His co-workers from the department as well as Arlington Heights officials wished him well at a cake and coffee reception at Station No. 2.

"He's been a real leader in the department, especially to the new paramedics coming on," said Dep. Chief Bernie Lyons. "He's been a calm and guiding force, with a great wealth of experience."

Dressel conceded his departure was bittersweet.

"It's been such a rewarding job, I can't even begin to tell you," said Dressel, 65, who lives in Roselle.

He adds he would still be on the job if it weren't for a state recommendation that firefighters retire at age 65, which Arlington Heights adopted into an ordinance.

He may be sidelined from active duty but he plans to continue teaching CPR and first aid techniques to local schools, churches, doctors' and dentists' offices, and possibly volunteer with the American Red Cross.

Dressel was among the first group of suburban firefighters to be trained in advanced life support under a new Emergency Medicine System started at Northwest Community Hospital in 1972 by emergency room physician Dr. Stanley Zydlo.

Dressel figures there were around 50 firefighters in that first class - from several villages - that developed into the multi-response system that now includes more than 6,000 paramedics and 19 communities.

Of the original class, Dressel is the last to retire.

"We already were certified as emergency medicine technicians," Dressel says, "but this took us to the next level."

Having had worked on the job for three years before Dressel started the training, he knew of its need.

"Being on an ambulance and not knowing advanced life support, we lost a lot of people," Dressel says. "I wanted to be able to help individuals the best I could."

The first call he and his partner responded to, fresh out of training, was to a heart attack victim. Right from the start, he realized they needed more than two sets of hands to deliver the best care.

"I knew we needed more manpower," Dressel says, "so we started initiating squad trucks responding along with the ambulance, with three or four people."

The expanded response team led to many satisfying outcomes, but one stands out for Dressel, a 42-year-old man who had suffered a potential heart attack.

"When we arrived, he was in full cardiac arrest," Dressel says. "It was touch and go, trying to keep his heart going, but we managed to establish a pulse and get him to the hospital."

As they left, the victim's 7-year old son turned to Dressel and made a heart wrenching request: "Please save my Daddy."

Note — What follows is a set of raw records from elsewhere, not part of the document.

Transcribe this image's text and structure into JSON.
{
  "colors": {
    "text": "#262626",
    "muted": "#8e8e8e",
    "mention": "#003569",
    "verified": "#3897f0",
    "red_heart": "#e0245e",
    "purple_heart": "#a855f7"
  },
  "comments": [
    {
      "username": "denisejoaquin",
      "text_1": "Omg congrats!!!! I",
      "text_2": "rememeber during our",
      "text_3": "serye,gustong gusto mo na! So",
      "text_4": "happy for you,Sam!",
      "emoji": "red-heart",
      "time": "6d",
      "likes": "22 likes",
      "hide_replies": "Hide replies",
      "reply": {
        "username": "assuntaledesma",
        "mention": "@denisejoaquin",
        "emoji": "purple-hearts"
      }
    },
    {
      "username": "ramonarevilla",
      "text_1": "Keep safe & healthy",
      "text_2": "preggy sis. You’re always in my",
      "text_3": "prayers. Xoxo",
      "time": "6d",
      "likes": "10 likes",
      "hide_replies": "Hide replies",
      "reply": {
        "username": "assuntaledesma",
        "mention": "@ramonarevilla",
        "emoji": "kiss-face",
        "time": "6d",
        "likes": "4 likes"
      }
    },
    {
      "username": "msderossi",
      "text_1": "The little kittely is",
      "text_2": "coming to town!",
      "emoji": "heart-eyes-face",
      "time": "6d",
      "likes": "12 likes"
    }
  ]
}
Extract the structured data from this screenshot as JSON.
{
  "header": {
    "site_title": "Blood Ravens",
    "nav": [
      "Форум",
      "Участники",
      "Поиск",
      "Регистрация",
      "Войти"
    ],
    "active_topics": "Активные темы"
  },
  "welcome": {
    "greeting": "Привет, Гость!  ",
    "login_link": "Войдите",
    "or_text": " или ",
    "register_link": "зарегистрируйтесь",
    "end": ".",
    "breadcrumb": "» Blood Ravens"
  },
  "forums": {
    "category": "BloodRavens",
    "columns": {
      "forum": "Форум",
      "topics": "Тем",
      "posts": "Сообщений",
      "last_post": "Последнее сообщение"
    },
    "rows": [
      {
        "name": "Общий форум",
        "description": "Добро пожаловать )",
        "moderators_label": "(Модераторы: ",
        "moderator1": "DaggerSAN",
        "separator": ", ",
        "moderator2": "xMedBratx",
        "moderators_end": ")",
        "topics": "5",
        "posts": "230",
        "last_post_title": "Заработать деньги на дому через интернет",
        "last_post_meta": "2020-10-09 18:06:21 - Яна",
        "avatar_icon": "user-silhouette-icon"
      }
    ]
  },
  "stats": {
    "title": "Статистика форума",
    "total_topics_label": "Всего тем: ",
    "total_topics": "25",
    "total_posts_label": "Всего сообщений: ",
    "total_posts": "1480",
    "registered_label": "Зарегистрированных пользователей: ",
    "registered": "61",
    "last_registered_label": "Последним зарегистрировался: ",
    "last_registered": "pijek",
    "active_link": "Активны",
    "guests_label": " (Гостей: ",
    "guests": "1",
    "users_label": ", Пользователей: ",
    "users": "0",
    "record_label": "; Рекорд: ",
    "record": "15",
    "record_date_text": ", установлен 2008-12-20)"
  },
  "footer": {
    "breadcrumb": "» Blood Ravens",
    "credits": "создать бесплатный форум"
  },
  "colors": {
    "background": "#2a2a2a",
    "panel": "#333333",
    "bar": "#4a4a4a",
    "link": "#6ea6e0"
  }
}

Dressel didn't learn until the next day that the man had been revived, and within three months his victim stopped by the fire station to thank him.

"There were others, but that one really sticks out," Dressel said. "You don't get many that come back to thank you."